Stored data
== == ==
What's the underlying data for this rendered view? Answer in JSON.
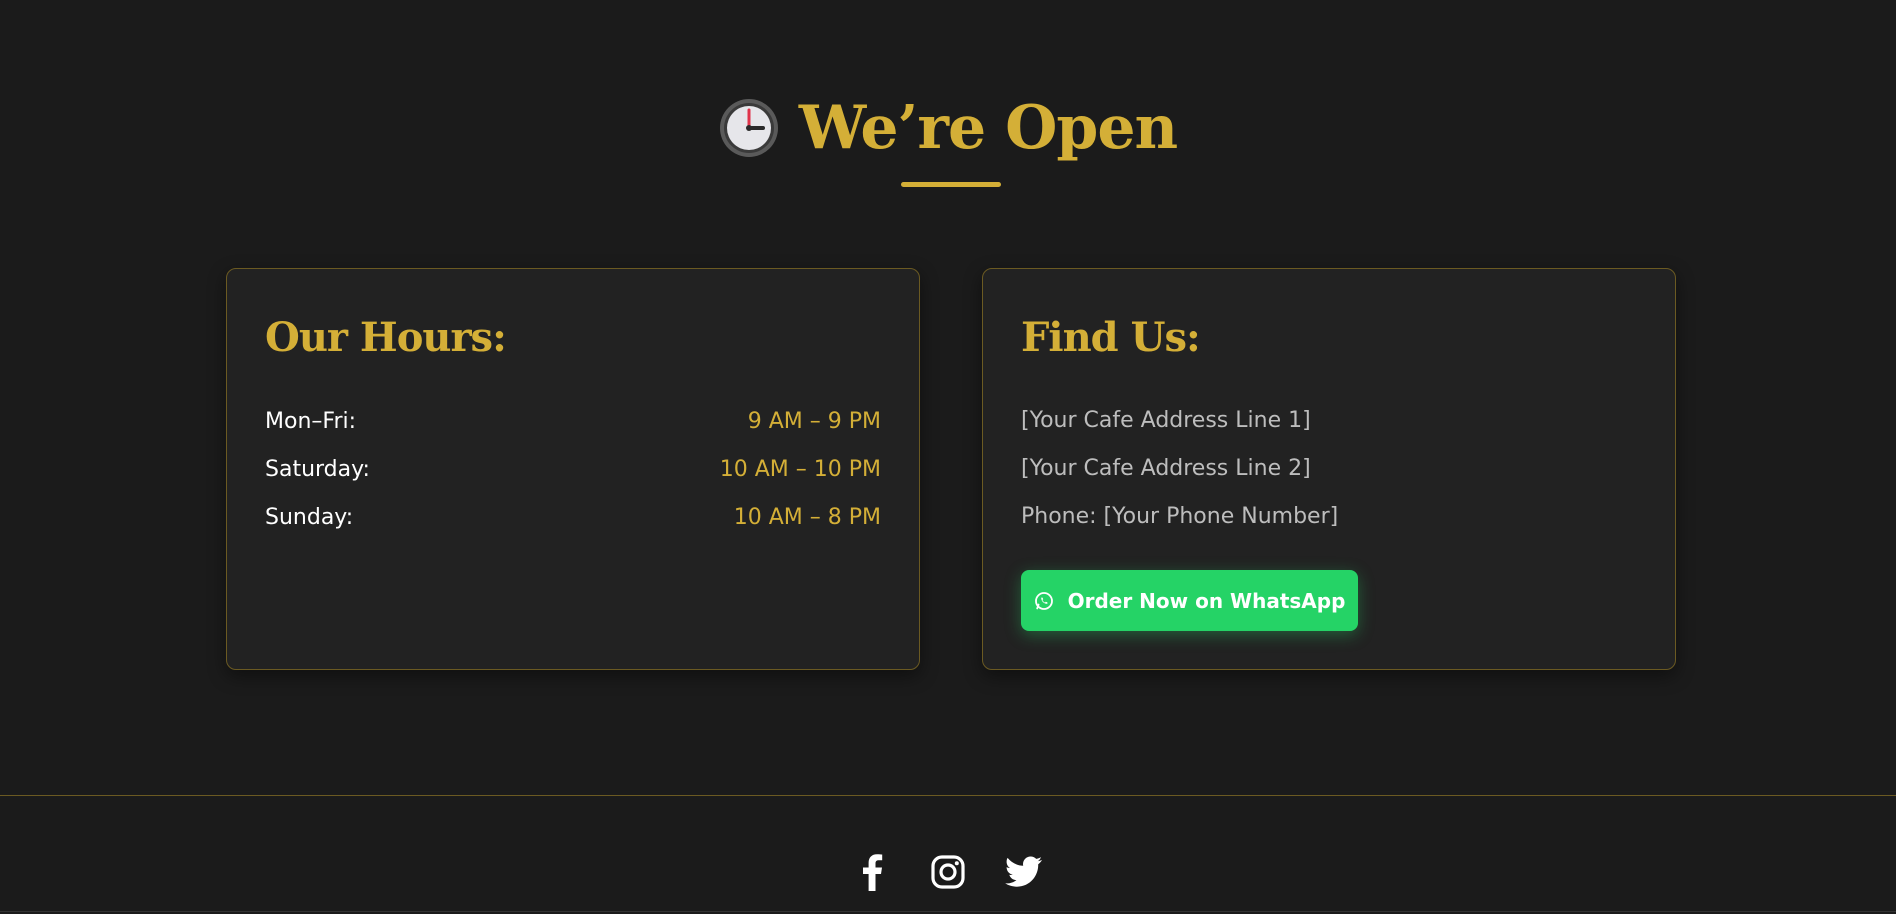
{
  "section": {
    "heading": "We’re Open",
    "heading_icon": "clock-icon"
  },
  "hours_card": {
    "title": "Our Hours:",
    "rows": [
      {
        "day": "Mon–Fri:",
        "time": "9 AM – 9 PM"
      },
      {
        "day": "Saturday:",
        "time": "10 AM – 10 PM"
      },
      {
        "day": "Sunday:",
        "time": "10 AM – 8 PM"
      }
    ]
  },
  "find_card": {
    "title": "Find Us:",
    "address_line_1": "[Your Cafe Address Line 1]",
    "address_line_2": "[Your Cafe Address Line 2]",
    "phone": "Phone: [Your Phone Number]",
    "button_label": "Order Now on WhatsApp",
    "button_icon": "whatsapp-icon"
  },
  "footer": {
    "social_icons": [
      "facebook-icon",
      "instagram-icon",
      "twitter-icon"
    ]
  },
  "colors": {
    "background": "#1b1b1b",
    "card": "#222222",
    "accent_gold": "#d4af37",
    "whatsapp_green": "#25d366",
    "muted_text": "#bdbdbd"
  }
}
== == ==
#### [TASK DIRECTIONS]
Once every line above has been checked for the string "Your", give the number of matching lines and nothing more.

#### [OUTPUT BELOW]
3